In theaters now.
21. Watch Whose Line Is It Anyway?
Making it up since 1998.
One of the few consistently satisfying comedies in recent TV history, this former ABC series is returning via the CW. The host is new—Aisha Tyler, Archer’s svelte badass superspy—but the format is the same, and the producers had the sense to keep Wayne Brady, Ryan Stiles, and Colin Mochrie. When this gang is cooking, they deliver an action-movie-level adrenaline rush. —Matt Zoller Seitz
The CW, July 16, 8 p.m.
22. Hear Fun.
Joined by Tegan and Sara.
And watch for Lena Dunham in the audience.
Pier 26, Hudson River Park, July 22 and 23, 7 p.m.
23. Watch The Cheshire Murders
HBO recounts a crime that shocked Cheshire, Connecticut: a home invasion by ex-cons Steven Hayes and Joshua Komisarjevsky that went on all night and ended with arson, rape, and three murders. As presented by filmmakers Kate Davis and David Heilbroner, the case is not a random atrocity but the end product of a systemic breakdown, caused by failures in police work, the parole system, and mental-health care. —M.Z.S.
HBO, July 22, 9 p.m.
24. Hear Martin Amis and Ian McEwan
Great writers, talking.
Amis and McEwan team up at the 92nd Street Y to talk about—I have no idea, but one hopes literature, aging, their late friend Christopher Hitchens, and which of them writes better sex scenes. —K.S.
92nd St. Y, July 22.
25. Read The Mad Fold-In Collection

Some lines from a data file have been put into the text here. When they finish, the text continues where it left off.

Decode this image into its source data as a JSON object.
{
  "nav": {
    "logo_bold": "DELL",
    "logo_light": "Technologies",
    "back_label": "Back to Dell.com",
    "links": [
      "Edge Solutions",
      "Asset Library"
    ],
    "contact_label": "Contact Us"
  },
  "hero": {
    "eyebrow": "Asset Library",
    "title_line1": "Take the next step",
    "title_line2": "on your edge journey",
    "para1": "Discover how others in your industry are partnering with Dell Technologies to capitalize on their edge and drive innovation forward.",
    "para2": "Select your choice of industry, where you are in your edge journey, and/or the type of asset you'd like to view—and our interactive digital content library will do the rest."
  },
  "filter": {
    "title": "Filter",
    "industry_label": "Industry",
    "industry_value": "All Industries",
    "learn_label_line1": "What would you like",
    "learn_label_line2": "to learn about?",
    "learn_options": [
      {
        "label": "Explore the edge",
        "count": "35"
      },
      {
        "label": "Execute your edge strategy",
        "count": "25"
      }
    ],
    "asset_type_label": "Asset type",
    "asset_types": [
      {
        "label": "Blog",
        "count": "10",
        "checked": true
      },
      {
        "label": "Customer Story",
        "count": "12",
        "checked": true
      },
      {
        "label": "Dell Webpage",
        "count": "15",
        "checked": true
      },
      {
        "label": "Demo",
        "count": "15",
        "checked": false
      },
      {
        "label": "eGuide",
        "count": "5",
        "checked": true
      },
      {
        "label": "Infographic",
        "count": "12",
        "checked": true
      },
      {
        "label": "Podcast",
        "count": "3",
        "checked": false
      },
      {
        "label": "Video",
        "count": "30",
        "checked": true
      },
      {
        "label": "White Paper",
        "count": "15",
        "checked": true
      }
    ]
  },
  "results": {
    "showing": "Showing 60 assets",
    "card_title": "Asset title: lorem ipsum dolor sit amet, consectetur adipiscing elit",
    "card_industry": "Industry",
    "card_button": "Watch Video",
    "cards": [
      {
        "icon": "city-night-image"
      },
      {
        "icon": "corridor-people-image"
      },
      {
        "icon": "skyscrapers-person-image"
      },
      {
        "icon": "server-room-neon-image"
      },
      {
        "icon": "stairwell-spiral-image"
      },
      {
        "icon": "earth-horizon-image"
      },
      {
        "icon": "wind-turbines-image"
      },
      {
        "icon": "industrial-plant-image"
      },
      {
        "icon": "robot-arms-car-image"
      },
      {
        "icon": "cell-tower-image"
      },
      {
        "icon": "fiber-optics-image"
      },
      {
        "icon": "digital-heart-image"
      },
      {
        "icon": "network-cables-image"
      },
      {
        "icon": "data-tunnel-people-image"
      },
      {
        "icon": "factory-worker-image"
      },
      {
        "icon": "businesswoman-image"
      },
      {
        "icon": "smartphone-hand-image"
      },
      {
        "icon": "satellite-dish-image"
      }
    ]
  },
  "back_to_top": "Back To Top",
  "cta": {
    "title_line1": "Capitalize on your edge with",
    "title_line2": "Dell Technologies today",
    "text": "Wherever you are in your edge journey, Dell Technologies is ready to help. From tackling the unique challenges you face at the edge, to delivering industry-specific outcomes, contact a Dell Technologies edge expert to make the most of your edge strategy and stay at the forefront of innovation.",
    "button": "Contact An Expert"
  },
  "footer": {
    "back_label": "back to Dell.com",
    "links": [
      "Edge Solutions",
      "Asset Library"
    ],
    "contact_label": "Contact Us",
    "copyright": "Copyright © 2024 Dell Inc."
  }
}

Snappy answers to academics’ questions.
Columbia University just announced that it’s acquiring the archive of Mad’s Al Jaffee. He’s been drawing for Mad since 1955, and a shockingly high percentage of his work holds up; mark the occasion with this luxe four-volume set, published in 2011. Every page is a Scene We’d Like to See.